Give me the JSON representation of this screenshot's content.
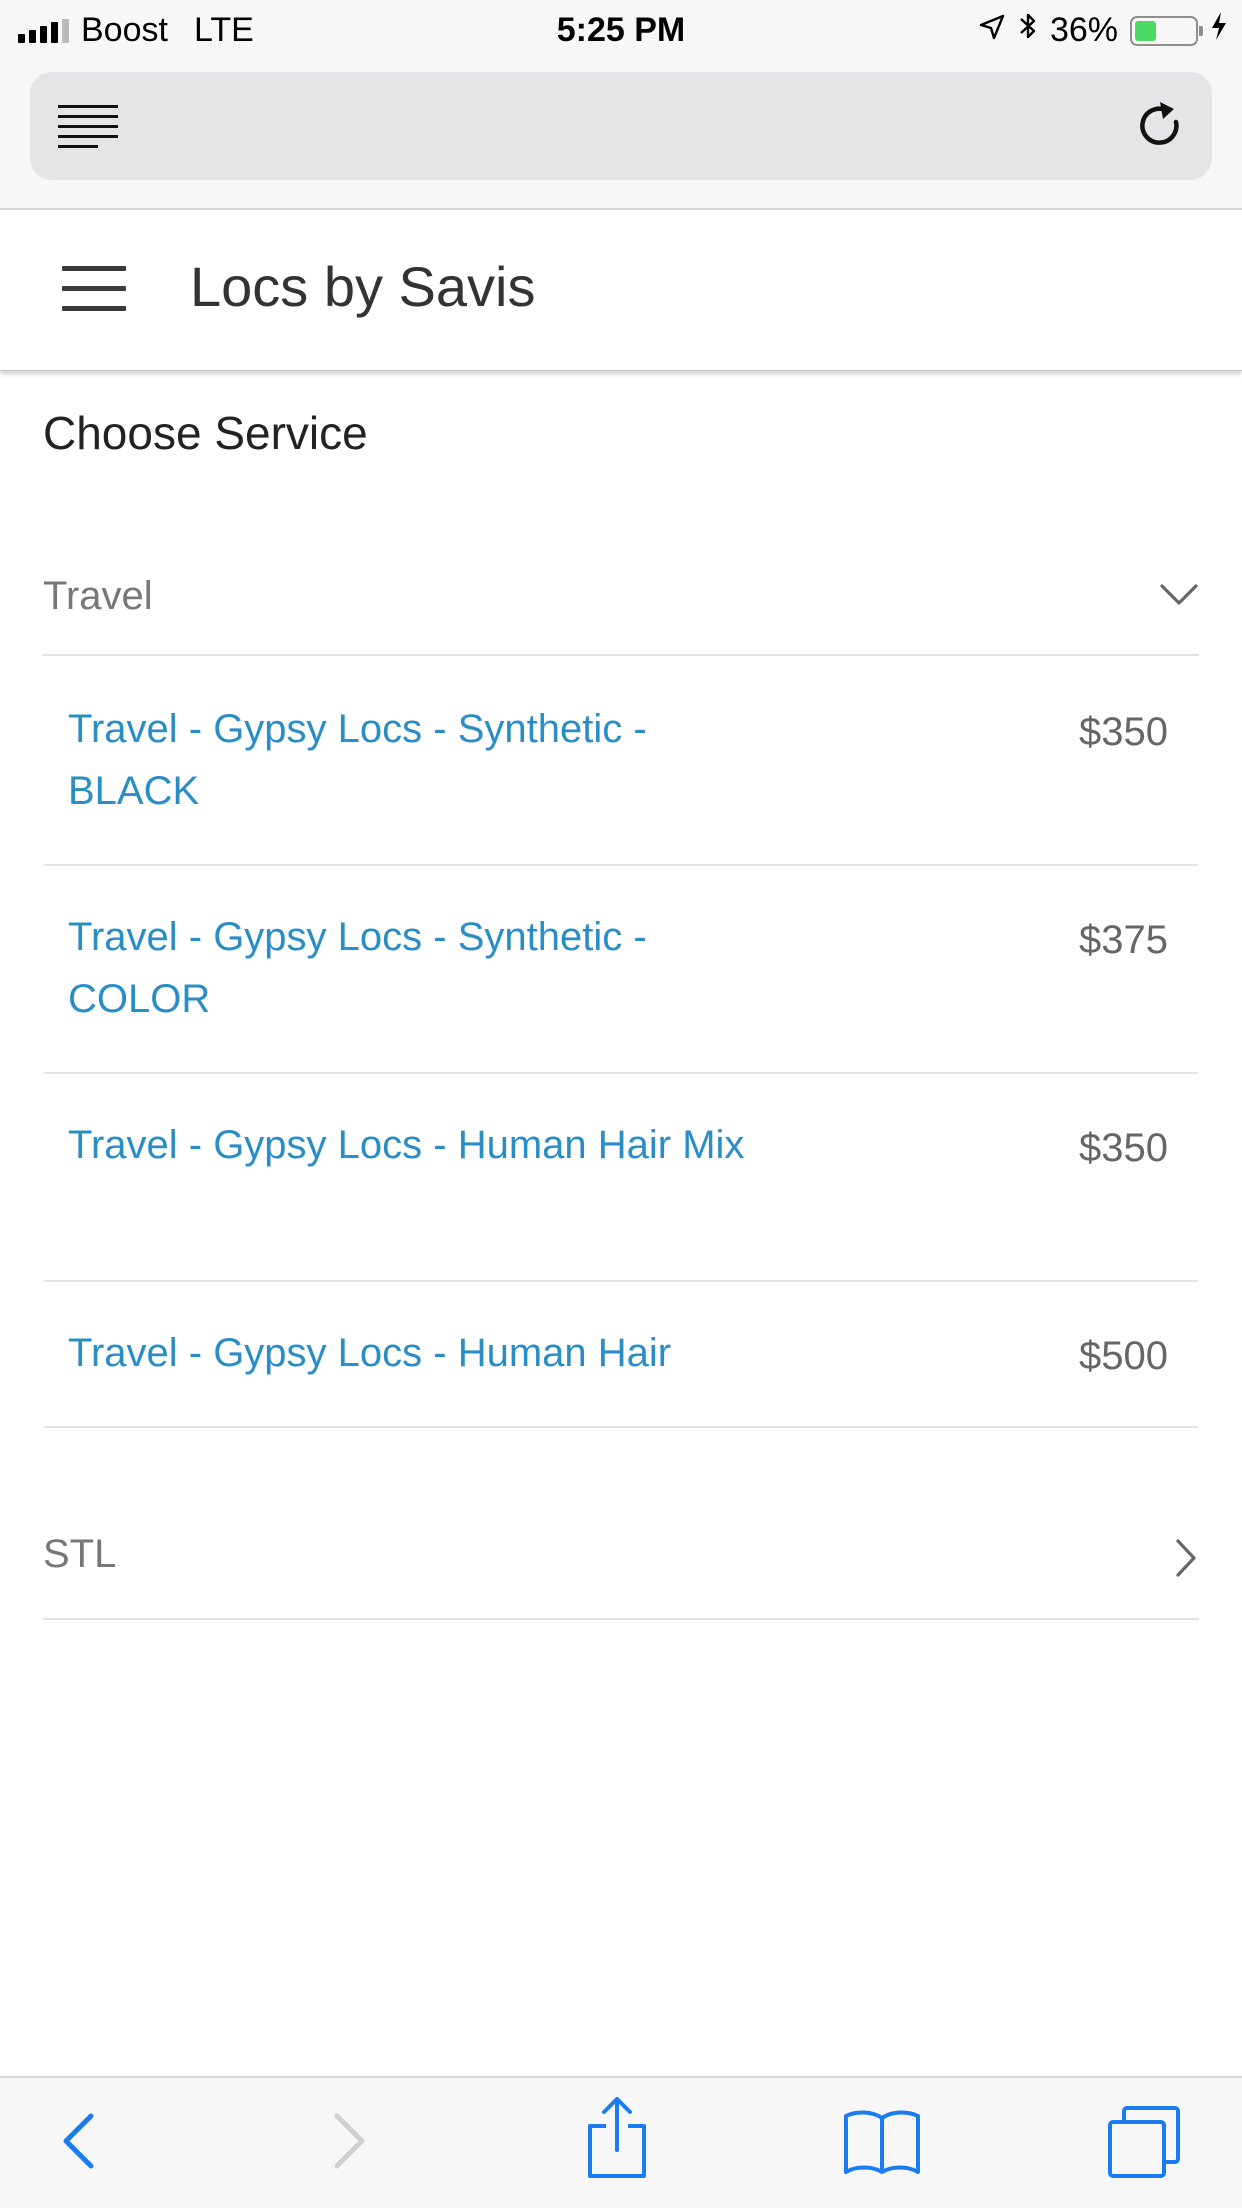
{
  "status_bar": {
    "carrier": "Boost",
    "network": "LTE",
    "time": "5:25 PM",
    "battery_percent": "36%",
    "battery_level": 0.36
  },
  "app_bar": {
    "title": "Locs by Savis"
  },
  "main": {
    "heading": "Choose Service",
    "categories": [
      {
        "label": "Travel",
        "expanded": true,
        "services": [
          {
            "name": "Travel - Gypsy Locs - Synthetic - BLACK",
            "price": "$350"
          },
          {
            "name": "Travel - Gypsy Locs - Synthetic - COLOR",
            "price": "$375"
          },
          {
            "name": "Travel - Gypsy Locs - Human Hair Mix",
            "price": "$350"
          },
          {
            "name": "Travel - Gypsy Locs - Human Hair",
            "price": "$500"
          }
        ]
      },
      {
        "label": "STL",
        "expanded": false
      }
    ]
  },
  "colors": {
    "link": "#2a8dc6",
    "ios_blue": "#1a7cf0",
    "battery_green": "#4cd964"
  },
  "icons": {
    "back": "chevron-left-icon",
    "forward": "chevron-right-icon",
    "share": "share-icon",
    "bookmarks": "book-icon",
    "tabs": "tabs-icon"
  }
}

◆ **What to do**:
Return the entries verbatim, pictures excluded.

◆ **Response**:
Give me the JSON representation of this screenshot's content.
{
  "status_bar": {
    "carrier": "Boost",
    "network": "LTE",
    "time": "5:25 PM",
    "battery_percent": "36%",
    "battery_level": 0.36
  },
  "app_bar": {
    "title": "Locs by Savis"
  },
  "main": {
    "heading": "Choose Service",
    "categories": [
      {
        "label": "Travel",
        "expanded": true,
        "services": [
          {
            "name": "Travel - Gypsy Locs - Synthetic - BLACK",
            "price": "$350"
          },
          {
            "name": "Travel - Gypsy Locs - Synthetic - COLOR",
            "price": "$375"
          },
          {
            "name": "Travel - Gypsy Locs - Human Hair Mix",
            "price": "$350"
          },
          {
            "name": "Travel - Gypsy Locs - Human Hair",
            "price": "$500"
          }
        ]
      },
      {
        "label": "STL",
        "expanded": false
      }
    ]
  },
  "colors": {
    "link": "#2a8dc6",
    "ios_blue": "#1a7cf0",
    "battery_green": "#4cd964"
  },
  "icons": {
    "back": "chevron-left-icon",
    "forward": "chevron-right-icon",
    "share": "share-icon",
    "bookmarks": "book-icon",
    "tabs": "tabs-icon"
  }
}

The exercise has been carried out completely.